>>

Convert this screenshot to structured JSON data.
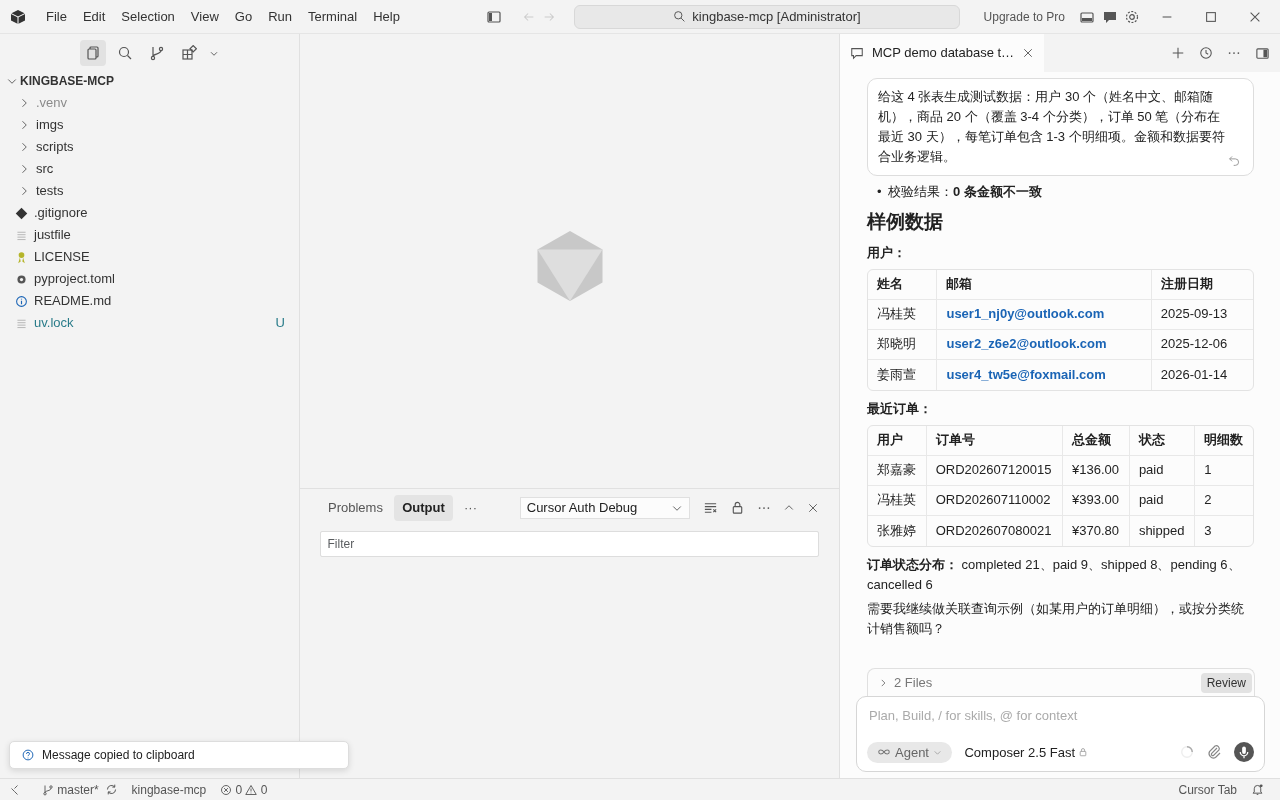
{
  "menu": [
    "File",
    "Edit",
    "Selection",
    "View",
    "Go",
    "Run",
    "Terminal",
    "Help"
  ],
  "command_center": {
    "text": "kingbase-mcp [Administrator]"
  },
  "upgrade_link": "Upgrade to Pro",
  "activity_tabs": [
    {
      "kind": "files",
      "selected": true
    },
    {
      "kind": "search",
      "selected": false
    },
    {
      "kind": "source-control",
      "selected": false
    },
    {
      "kind": "extensions",
      "selected": false
    }
  ],
  "explorer": {
    "root": {
      "label": "KINGBASE-MCP",
      "expanded": true
    },
    "items": [
      {
        "label": ".venv",
        "kind": "folder",
        "expanded": false,
        "dimmed": true
      },
      {
        "label": "imgs",
        "kind": "folder",
        "expanded": false,
        "dimmed": false
      },
      {
        "label": "scripts",
        "kind": "folder",
        "expanded": false,
        "dimmed": false
      },
      {
        "label": "src",
        "kind": "folder",
        "expanded": false,
        "dimmed": false
      },
      {
        "label": "tests",
        "kind": "folder",
        "expanded": false,
        "dimmed": false
      },
      {
        "label": ".gitignore",
        "kind": "git",
        "dimmed": false
      },
      {
        "label": "justfile",
        "kind": "text",
        "dimmed": false
      },
      {
        "label": "LICENSE",
        "kind": "license",
        "dimmed": false
      },
      {
        "label": "pyproject.toml",
        "kind": "settings",
        "dimmed": false
      },
      {
        "label": "README.md",
        "kind": "info",
        "dimmed": false
      },
      {
        "label": "uv.lock",
        "kind": "text",
        "dimmed": false,
        "git_status": "U"
      }
    ]
  },
  "panel": {
    "tabs": [
      {
        "label": "Problems",
        "selected": false
      },
      {
        "label": "Output",
        "selected": true
      }
    ],
    "more": "···",
    "channel": "Cursor Auth Debug",
    "filter": {
      "placeholder": "Filter"
    }
  },
  "chat": {
    "tab_title": "MCP demo database t…",
    "prompt": "给这 4 张表生成测试数据：用户 30 个（姓名中文、邮箱随机），商品 20 个（覆盖 3-4 个分类），订单 50 笔（分布在最近 30 天），每笔订单包含 1-3 个明细项。金额和数据要符合业务逻辑。",
    "bullets": [
      {
        "marker": "•",
        "text": "校验结果：**0 条金额不一致**"
      }
    ],
    "heading": "样例数据",
    "users_label": "用户：",
    "users_table": {
      "columns": [
        "姓名",
        "邮箱",
        "注册日期"
      ],
      "rows": [
        [
          "冯桂英",
          "user1_nj0y@outlook.com",
          "2025-09-13"
        ],
        [
          "郑晓明",
          "user2_z6e2@outlook.com",
          "2025-12-06"
        ],
        [
          "姜雨萱",
          "user4_tw5e@foxmail.com",
          "2026-01-14"
        ]
      ]
    },
    "orders_label": "最近订单：",
    "orders_table": {
      "columns": [
        "用户",
        "订单号",
        "总金额",
        "状态",
        "明细数"
      ],
      "rows": [
        [
          "郑嘉豪",
          "ORD202607120015",
          "¥136.00",
          "paid",
          "1"
        ],
        [
          "冯桂英",
          "ORD202607110002",
          "¥393.00",
          "paid",
          "2"
        ],
        [
          "张雅婷",
          "ORD202607080021",
          "¥370.80",
          "shipped",
          "3"
        ]
      ]
    },
    "status_summary": "**订单状态分布：** completed 21、paid 9、shipped 8、pending 6、cancelled 6",
    "question": "需要我继续做关联查询示例（如某用户的订单明细），或按分类统计销售额吗？",
    "files_bar": {
      "label": "2 Files",
      "button": "Review"
    },
    "composer": {
      "placeholder": "Plan, Build, / for skills, @ for context",
      "mode": "Agent",
      "model": "Composer 2.5 Fast"
    }
  },
  "toast": "Message copied to clipboard",
  "status_bar": {
    "branch": "master*",
    "project": "kingbase-mcp",
    "errors": "0",
    "warnings": "0",
    "right": "Cursor Tab"
  }
}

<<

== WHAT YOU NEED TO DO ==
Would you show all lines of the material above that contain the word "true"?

== SOLUTION ==
      "selected": true
      "expanded": true
        "dimmed": true
        "selected": true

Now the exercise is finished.